◆ **What the task asks**
Read through the entries below and copy each line where "Gate" turns up.
Dataset entries START
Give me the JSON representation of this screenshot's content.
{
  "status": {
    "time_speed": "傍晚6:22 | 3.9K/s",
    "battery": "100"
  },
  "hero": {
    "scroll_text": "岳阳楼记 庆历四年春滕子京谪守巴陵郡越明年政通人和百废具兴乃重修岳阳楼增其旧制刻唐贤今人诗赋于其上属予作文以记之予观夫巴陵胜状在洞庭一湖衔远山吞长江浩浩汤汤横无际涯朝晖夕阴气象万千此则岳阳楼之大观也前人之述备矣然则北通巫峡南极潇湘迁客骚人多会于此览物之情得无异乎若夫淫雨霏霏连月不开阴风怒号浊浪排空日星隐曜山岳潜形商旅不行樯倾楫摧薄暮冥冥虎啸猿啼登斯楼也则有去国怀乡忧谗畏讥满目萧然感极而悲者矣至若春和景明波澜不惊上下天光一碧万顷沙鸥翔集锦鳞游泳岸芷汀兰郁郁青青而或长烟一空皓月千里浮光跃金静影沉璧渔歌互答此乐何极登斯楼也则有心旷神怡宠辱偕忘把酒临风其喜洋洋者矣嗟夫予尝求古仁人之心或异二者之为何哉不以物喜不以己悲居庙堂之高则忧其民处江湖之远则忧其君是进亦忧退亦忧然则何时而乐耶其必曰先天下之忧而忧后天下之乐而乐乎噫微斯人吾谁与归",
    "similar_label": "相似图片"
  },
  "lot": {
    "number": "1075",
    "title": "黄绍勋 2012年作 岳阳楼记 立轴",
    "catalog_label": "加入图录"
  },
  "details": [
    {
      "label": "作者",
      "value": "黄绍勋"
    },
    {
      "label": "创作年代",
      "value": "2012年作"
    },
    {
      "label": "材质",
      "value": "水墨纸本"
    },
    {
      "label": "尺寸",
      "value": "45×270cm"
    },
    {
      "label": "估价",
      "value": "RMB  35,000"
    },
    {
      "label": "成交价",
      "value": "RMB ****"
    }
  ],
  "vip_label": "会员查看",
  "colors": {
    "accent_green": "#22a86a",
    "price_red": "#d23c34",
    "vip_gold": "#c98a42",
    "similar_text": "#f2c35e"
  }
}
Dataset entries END
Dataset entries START
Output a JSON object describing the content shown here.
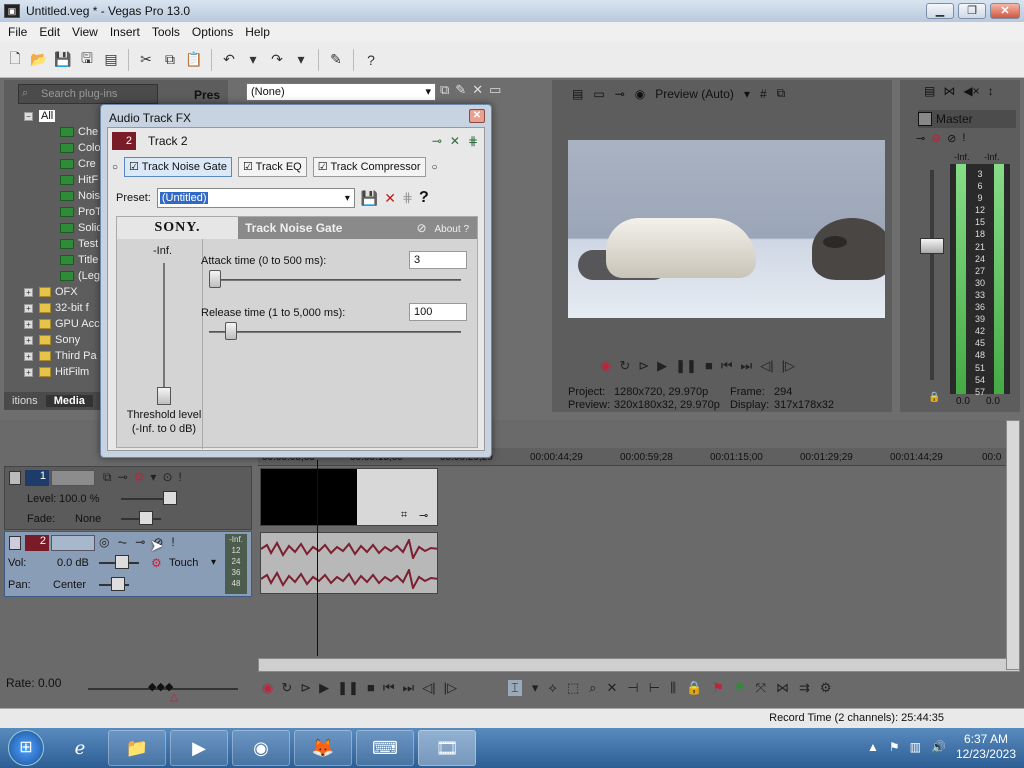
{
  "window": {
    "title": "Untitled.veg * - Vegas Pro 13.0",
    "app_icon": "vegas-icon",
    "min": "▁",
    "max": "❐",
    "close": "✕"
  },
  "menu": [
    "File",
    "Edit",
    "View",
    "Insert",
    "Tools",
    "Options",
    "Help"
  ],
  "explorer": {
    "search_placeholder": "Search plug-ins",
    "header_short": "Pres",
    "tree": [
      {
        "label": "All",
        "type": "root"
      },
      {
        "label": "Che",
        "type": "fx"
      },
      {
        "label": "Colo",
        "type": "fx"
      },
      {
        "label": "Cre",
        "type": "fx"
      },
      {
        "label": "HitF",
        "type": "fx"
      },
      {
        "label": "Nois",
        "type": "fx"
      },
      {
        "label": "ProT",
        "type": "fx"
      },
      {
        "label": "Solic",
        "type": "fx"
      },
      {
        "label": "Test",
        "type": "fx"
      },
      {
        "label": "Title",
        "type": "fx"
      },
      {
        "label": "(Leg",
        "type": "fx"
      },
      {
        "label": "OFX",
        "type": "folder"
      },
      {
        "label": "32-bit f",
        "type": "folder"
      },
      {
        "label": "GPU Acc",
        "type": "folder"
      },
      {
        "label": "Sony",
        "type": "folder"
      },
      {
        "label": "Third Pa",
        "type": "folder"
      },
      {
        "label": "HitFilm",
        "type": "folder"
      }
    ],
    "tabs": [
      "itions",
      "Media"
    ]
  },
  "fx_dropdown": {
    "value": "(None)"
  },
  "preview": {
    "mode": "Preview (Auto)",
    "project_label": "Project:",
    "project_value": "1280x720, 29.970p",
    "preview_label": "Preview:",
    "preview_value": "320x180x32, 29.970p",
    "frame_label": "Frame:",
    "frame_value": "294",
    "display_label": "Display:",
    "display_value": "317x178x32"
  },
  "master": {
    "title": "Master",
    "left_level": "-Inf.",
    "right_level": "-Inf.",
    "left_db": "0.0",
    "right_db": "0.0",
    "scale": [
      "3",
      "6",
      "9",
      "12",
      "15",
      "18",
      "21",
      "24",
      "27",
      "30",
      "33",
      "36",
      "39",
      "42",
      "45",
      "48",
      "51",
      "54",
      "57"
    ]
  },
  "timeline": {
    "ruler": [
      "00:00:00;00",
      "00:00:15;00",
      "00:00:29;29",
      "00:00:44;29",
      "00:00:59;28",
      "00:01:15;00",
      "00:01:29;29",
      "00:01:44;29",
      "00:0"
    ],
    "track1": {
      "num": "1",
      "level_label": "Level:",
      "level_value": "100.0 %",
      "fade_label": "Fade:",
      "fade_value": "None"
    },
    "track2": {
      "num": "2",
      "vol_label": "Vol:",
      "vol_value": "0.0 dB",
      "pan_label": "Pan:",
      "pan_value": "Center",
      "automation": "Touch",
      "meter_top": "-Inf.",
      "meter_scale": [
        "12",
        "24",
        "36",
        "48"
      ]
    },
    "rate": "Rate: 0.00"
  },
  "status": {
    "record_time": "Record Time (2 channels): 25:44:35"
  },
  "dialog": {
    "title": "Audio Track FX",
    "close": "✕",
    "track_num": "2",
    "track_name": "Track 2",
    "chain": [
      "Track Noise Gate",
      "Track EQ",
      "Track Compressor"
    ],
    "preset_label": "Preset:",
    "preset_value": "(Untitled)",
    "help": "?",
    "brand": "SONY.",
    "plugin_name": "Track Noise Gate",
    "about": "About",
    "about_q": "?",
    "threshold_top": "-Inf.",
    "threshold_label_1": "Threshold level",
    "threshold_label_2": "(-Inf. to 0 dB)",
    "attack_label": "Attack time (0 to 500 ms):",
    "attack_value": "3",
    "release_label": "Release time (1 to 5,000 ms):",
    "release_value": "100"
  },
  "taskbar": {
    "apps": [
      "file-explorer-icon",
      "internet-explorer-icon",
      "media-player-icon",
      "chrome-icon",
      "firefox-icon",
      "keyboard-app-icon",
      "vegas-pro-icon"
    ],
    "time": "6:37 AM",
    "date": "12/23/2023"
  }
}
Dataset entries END
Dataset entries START
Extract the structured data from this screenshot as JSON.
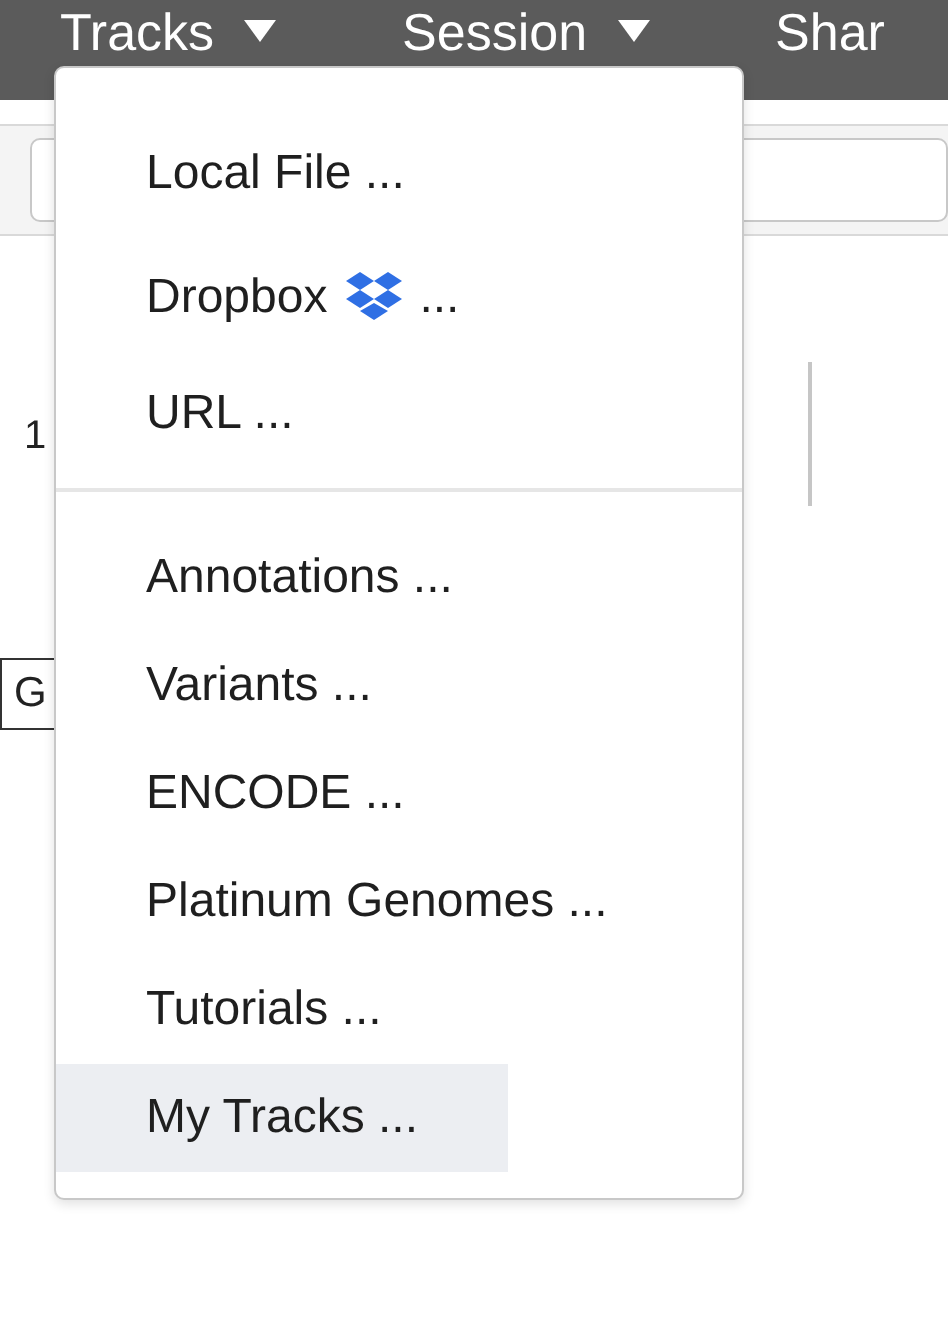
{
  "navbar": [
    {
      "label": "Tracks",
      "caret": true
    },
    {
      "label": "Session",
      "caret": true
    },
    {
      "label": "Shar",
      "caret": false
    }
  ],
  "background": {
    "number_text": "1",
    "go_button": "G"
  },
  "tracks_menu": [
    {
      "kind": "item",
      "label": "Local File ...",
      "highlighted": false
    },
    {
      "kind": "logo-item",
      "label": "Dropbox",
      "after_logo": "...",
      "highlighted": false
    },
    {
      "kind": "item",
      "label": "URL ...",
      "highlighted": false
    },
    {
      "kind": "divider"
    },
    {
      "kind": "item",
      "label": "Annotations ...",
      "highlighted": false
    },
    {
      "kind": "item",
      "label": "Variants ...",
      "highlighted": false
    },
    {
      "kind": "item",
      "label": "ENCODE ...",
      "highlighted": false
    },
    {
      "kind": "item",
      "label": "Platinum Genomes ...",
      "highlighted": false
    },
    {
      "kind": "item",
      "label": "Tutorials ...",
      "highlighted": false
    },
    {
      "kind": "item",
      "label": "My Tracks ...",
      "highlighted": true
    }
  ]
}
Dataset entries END
◆ **Response for this exercise**
      "Track Noise Gate",
    "plugin_name": "Track Noise Gate",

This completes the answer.